The ViewModels in my current project had got quite complex; as well as properties copied from model objects, they increasingly had flags used by Views to know whether to render links or sub-sections. The logic which set these properties was bloating Controllers, so I factored it out into objects which populate all non-editable properties of a ViewModel; ViewModelBuilders. Here's how :)

Interview question - there's a lot wrong with this code :)

I had some really great responses to my last post regarding some bad code I've shown to interviewees - pretty much everything I intended to be bad was spotted, as well as some interesting points I hadn't considered. Here's the code again along with the bad bits as I saw them, and then I'll go over the extra points raised in the comments.

Interview question - what's wrong with this code?

You can learn a lot about good code from reading bad code, and at least something about how well someone codes from what they can tell you about bad code. With this in mind I handed a print out of some bad code to the latest prospective developers I've interviewed, to see what they made of it. I'll write another blog with the things I think is wrong with the code soon (there's quite a few of them), but it'd be very interesting to hear what people think is wrong with it before I do :)

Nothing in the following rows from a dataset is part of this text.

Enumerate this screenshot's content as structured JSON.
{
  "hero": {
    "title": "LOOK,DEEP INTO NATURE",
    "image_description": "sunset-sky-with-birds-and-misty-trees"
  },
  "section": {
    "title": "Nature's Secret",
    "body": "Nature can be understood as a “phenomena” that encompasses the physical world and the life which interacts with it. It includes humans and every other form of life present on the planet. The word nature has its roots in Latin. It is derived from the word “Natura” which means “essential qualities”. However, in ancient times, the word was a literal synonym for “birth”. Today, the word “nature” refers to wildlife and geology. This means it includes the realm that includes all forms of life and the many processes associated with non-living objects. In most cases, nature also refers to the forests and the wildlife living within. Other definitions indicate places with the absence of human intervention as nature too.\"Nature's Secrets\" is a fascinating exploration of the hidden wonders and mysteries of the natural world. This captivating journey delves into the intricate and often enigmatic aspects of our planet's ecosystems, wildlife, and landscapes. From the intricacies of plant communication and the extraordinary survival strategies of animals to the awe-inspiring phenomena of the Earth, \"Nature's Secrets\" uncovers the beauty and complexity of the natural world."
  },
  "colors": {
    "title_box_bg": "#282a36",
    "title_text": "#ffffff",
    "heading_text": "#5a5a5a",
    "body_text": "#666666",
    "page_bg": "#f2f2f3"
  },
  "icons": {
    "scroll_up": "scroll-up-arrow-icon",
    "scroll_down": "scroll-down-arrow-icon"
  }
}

Self-Configuring Domain Event Handlers

I recently implemented Domain Events as a way of organising domain logic in our application; I really liked the way it worked out, so I wanted to share an overview of using Domain Events, as well as a class which automatically looks up all the available IDomainEventHandlers.

A Generic, IDisposable WCF Service Client

WCF clients need to be cleaned up properly, but as they're usually auto-generated they don't implement IDisposable. I've been doing a fair bit of WCF work recently, so I wrote a generic WCF client wrapper which effectively gives me a disposable service client.

Book Review: Growing Object Oriented Software Guided By Tests by Steve Freeman and Nat Pryce

The second programming book I read on holiday was Growing Object Oriented Software Guided By Tests by Steve Freeman and Nat Pryce. To sum up early: its a very, very good book on TDD.

Book Review: Apprenticeship Patterns by Dave Hoover and Adewale Oshineye

If, on your holiday to Mexico, you find yourself on the beach reading programming books, you are probably officially a geek. Having accepted that, I read a couple of programming books on the beach on holiday in Mexico recently, and figured I'd review them both. This is the first.

Self-Configuring Enterprise Library Validation

A recent project used Enterprise Library Validation to validate domain objects, and needed it configured for a web front end, a WCF front end, and (of course) unit tests. The same configuration in 3 different places didn't strike me as very DRY, so I figured hey - why not have it configure itself? Here's a quick paraphrase of how I did it.

Dynamically accessing deployed Assemblies and Types in C# - Part 2

Well, will you look at that - no sooner do I write my first blog about an extension method I've written for accessing deployed Assemblies and Types, than I discover today that it doesn't actually work quite how I intended it. Excellent!